“I can only talk to you about what I know,” White repeated throughout his account.

Once White opened the floor for discussion and questions, the topic of the NFL protests was brought up. The students, professors and visitors engaged in healthy debate about the current controversial topic.

Nick Jamrog, a junior Criminal Justice major, who attended the panel and spoke up against the protests, believes that the players represent their owners through their contracts and should not use their workplace as a political platform.

“This is their job,” Jamrog said. “If you were a teacher, you could not use your job to vocalize your political beliefs.”

One of the panelists, Aaron Allen, Ph.D, an associate professor of American Studies with a specialization of race studies in the post-civil rights period, supports the kneeling as a political act, but is afraid that if spectators do not learn the”original intent” of the act, the protests’ true meaning will get lost in translation.

“My position is a complex one,” Allen said. “It’s an opportunity to bring light to a serious issue, but I also think, at the same time, as its gained in momentum and popularity, I think the discourses around why players are kneeling seems to be a little bit muddled.”

Professor Allen inserted his opinion during the panel Tuesday by saying that the debate around the NFL protests are “a symptom of a larger issue.”

Pawtucket, R.I. native, Sain Nieves, thinks that NFL players should be allowed to have a right to their opinion and should be free to protest.

Sain Nieves RWU
Nieves, a Mechanical Engineering major, discussed the diversity of RWU. From his experience, he feels that “we are a welcoming community.”

As seen throughout the discussion, students at RWU are well aware of this national issue.

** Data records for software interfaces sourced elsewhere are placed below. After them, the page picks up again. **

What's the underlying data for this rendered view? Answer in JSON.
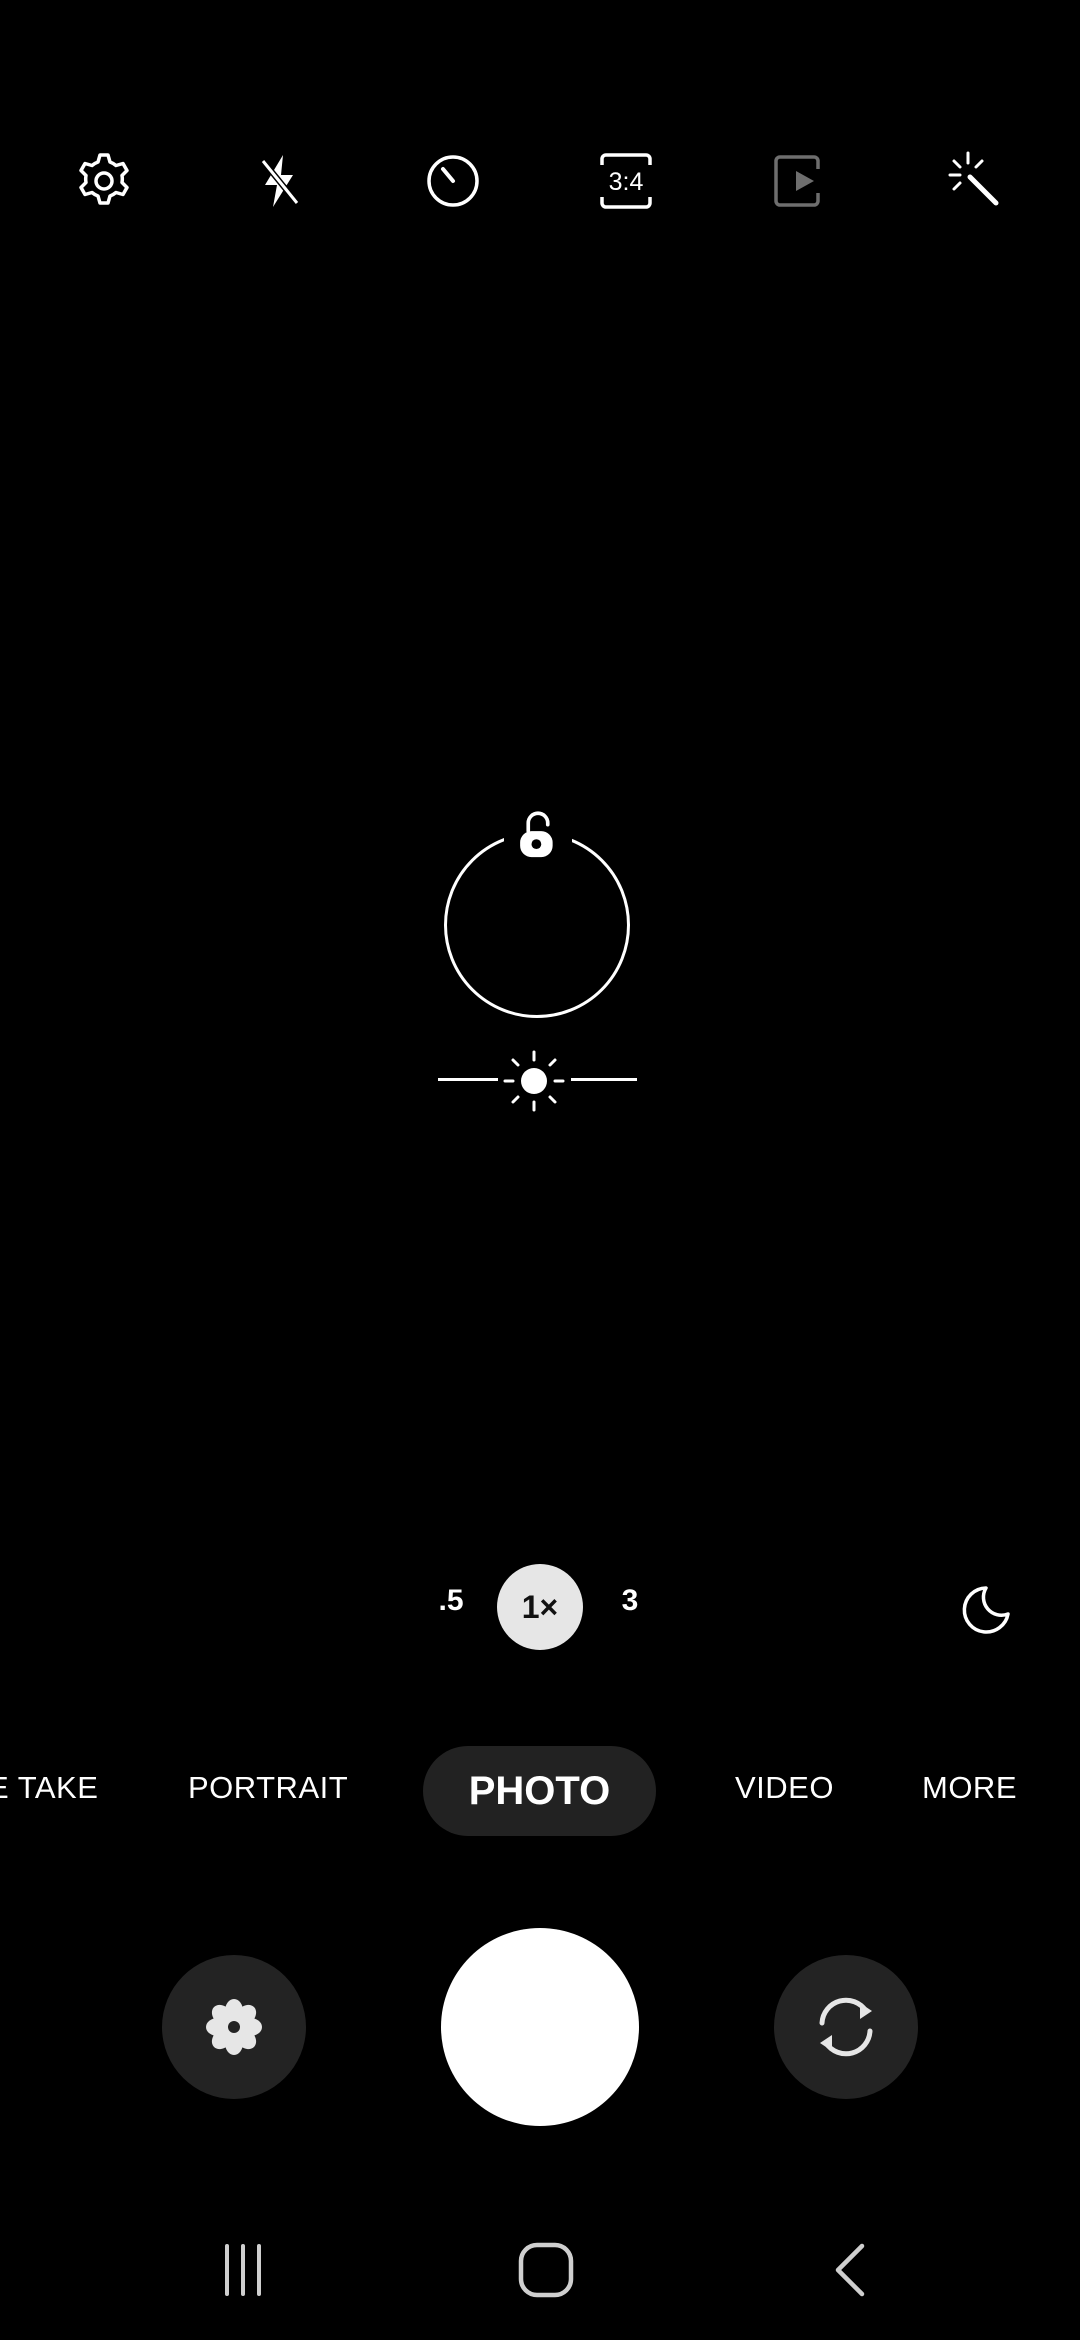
{
  "toolbar": {
    "icons": [
      "settings-icon",
      "flash-off-icon",
      "timer-icon",
      "aspect-ratio-icon",
      "motion-photo-icon",
      "filters-icon"
    ],
    "ratio_label": "3:4"
  },
  "zoom": {
    "options": [
      ".5",
      "1×",
      "3"
    ],
    "selected": "1×"
  },
  "modes": {
    "items": [
      "E TAKE",
      "PORTRAIT",
      "PHOTO",
      "VIDEO",
      "MORE"
    ],
    "selected": "PHOTO"
  },
  "colors": {
    "background": "#000000",
    "button_bg": "#232323",
    "zoom_active_bg": "#e6e6e6",
    "mode_active_bg": "#222222"
  }
}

Like the country, their opinions are split. Many support the protests while some think that a nationally broadcasted game is not the time or place. This issue will most likely continue throughout the season and the debate will still be heated.